WHAT IS REQUIRED —
One number is the whole answer: the tally of lines in the records below that contain "this".

ENTRIES PROVIDED —
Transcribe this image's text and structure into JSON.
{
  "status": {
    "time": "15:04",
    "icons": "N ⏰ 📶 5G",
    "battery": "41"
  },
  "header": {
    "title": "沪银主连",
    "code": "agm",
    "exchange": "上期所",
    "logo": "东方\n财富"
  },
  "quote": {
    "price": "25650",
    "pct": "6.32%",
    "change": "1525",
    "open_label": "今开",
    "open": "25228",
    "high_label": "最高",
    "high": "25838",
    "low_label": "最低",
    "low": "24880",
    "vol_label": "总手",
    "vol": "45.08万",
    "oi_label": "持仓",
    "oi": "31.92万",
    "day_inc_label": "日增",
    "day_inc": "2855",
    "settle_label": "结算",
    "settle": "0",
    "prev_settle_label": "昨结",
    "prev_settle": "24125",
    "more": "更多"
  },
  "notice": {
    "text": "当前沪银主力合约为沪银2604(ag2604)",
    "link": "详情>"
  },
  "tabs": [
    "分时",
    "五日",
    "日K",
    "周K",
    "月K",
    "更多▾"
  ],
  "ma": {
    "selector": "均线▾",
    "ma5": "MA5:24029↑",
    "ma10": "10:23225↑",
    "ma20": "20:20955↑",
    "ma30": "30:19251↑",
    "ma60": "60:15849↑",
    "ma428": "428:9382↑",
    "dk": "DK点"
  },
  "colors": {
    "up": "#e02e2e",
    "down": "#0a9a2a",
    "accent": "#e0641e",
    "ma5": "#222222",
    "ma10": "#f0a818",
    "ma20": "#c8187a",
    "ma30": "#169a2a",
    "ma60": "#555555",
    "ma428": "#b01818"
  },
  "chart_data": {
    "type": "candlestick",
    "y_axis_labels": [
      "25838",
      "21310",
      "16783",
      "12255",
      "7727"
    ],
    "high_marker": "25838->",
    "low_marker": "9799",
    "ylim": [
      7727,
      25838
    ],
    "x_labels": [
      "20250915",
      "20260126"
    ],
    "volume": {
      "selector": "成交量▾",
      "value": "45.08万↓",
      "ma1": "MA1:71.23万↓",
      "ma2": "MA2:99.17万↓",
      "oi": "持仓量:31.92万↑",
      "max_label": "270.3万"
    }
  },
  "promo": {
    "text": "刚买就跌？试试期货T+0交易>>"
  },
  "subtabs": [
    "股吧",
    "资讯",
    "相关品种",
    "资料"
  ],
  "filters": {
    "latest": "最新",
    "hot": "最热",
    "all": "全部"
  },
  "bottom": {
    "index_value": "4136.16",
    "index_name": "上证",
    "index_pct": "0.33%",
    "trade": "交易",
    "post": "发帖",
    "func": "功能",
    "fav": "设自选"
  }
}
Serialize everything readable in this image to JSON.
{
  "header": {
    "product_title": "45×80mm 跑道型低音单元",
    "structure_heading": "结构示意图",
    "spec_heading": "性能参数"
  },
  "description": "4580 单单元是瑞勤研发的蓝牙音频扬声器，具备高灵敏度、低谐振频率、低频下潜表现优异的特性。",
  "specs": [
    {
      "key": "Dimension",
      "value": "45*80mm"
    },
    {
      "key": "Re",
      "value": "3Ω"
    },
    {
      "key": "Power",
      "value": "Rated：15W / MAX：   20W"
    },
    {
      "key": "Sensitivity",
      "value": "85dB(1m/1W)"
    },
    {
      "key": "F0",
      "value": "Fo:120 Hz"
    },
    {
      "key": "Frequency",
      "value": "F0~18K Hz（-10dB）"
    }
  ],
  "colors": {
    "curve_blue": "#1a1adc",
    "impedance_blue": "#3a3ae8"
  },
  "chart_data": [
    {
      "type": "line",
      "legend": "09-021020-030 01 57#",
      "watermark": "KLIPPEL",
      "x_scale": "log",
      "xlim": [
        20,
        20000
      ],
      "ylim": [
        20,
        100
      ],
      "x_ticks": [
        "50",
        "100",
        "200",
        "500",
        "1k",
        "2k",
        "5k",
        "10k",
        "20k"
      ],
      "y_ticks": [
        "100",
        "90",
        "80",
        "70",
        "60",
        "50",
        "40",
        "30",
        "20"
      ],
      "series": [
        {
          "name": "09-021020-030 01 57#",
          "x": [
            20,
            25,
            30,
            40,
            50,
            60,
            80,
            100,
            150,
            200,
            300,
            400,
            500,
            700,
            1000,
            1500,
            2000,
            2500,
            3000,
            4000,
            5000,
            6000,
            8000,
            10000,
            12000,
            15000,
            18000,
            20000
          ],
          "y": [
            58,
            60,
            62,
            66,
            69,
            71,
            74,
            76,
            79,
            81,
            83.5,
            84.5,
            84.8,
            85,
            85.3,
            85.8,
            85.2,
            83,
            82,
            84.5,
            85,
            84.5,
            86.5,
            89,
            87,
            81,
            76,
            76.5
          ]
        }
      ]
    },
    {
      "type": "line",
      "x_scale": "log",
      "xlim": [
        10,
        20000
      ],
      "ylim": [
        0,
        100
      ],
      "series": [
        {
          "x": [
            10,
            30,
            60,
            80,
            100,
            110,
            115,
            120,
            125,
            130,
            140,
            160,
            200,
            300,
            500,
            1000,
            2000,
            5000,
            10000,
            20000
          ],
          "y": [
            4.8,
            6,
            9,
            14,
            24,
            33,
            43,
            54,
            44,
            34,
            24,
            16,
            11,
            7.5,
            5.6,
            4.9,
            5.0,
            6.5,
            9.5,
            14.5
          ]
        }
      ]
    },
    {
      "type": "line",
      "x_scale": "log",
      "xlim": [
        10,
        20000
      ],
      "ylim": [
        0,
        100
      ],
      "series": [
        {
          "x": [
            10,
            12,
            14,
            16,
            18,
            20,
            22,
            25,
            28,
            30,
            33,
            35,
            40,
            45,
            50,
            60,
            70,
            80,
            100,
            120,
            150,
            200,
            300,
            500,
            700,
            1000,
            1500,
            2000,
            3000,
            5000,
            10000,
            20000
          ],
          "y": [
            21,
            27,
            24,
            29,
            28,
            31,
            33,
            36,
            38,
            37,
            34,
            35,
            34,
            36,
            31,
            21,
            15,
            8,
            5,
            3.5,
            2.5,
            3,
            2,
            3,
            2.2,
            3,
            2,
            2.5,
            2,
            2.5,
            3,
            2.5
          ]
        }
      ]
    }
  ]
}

TASK ANSWER —
2